◆ Assignment ◆
In the listing below, how many lines contain the word "взаимодействие"? Answer with the number alone.

◆ Given information ◆
═══
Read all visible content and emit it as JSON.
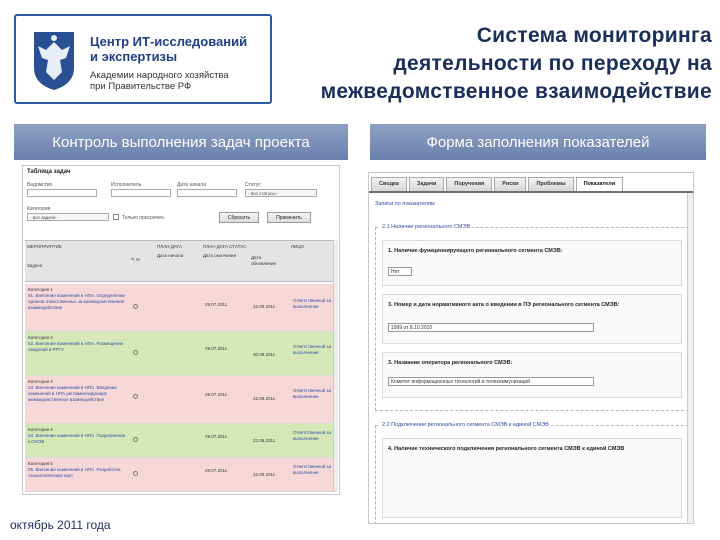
{
  "header": {
    "logo_title": [
      "Центр ИТ-исследований",
      "и экспертизы"
    ],
    "logo_sub": [
      "Академии народного хозяйства",
      "при Правительстве РФ"
    ],
    "title": [
      "Система мониторинга",
      "деятельности по переходу на",
      "межведомственное взаимодействие"
    ]
  },
  "left_section": {
    "heading": "Контроль выполнения задач проекта",
    "table_title": "Таблица задач",
    "filters": {
      "field1": "Ведомство",
      "field2": "Исполнитель",
      "field3": "Дата начала",
      "field4": "Статус",
      "select_all": "- все статусы -",
      "label_bottom": "Категория",
      "select_bottom": "- все задачи -",
      "checkbox": "Только просрочен.",
      "reset_btn": "Сбросить",
      "apply_btn": "Применить"
    },
    "grid_headers": {
      "col1": "МЕРОПРИЯТИЕ",
      "col1b": "Задача",
      "col3a": "ПЛАН ДАТА",
      "col3b": "Дата начала",
      "col4a": "ПЛАН ДАТА СТАТУС",
      "col4b": "Дата окончания",
      "col5": "Дата обновления",
      "col6": "ЛИЦО"
    },
    "rows": [
      {
        "color": "pink",
        "task": "Категория 1",
        "text": "01. Внесение изменений в НПА. Определение органов ответственных за межведомственное взаимодействие",
        "date1": "29.07.2011",
        "date2": "22.09.2011",
        "link": "Ответственный за выполнение"
      },
      {
        "color": "green",
        "task": "Категория 2",
        "text": "02. Внесение изменений в НПА. Размещение сведений в РРГУ",
        "date1": "29.07.2011",
        "date2": "30.09.2011",
        "link": "Ответственный за выполнение"
      },
      {
        "color": "pink",
        "task": "Категория 3",
        "text": "03. Внесение изменений в НПА. Введение изменений в НПА регламентирующих межведомственное взаимодействие",
        "date1": "29.07.2011",
        "date2": "22.09.2011",
        "link": "Ответственный за выполнение"
      },
      {
        "color": "green",
        "task": "Категория 4",
        "text": "04. Внесение изменений в НПА. Подключение к СМЭВ",
        "date1": "29.07.2011",
        "date2": "22.09.2011",
        "link": "Ответственный за выполнение"
      },
      {
        "color": "pink",
        "task": "Категория 5",
        "text": "05. Внесение изменений в НПА. Разработка технологических карт",
        "date1": "29.07.2011",
        "date2": "22.09.2011",
        "link": "Ответственный за выполнение"
      }
    ]
  },
  "right_section": {
    "heading": "Форма заполнения показателей",
    "tabs": [
      "Сводка",
      "Задачи",
      "Поручения",
      "Риски",
      "Проблемы",
      "Показатели"
    ],
    "active_tab": 5,
    "top_link": "Записи по показателям",
    "group1_legend": "2.1 Наличие регионального СМЭВ",
    "q1_label": "1. Наличие функционирующего регионального сегмента СМЭВ:",
    "q1_value": "Нет",
    "q2_label": "3. Номер и дата нормативного акта о введении в ПЭ регионального сегмента СМЭВ:",
    "q2_value": "1999 от 8.10.2010",
    "q3_label": "3. Название оператора регионального СМЭВ:",
    "q3_value": "Комитет информационных технологий и телекоммуникаций",
    "group2_legend": "2.2 Подключение регионального сегмента СМЭВ к единой СМЭВ",
    "q4_label": "4. Наличие технического подключения регионального сегмента СМЭВ к единой СМЭВ"
  },
  "footer": {
    "date": "октябрь 2011 года"
  },
  "colors": {
    "accent": "#1a2e5c",
    "bar": "#7d91ba",
    "row_pink": "#f7d8d8",
    "row_green": "#d7e8b8"
  }
}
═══
◆ Result ◆
3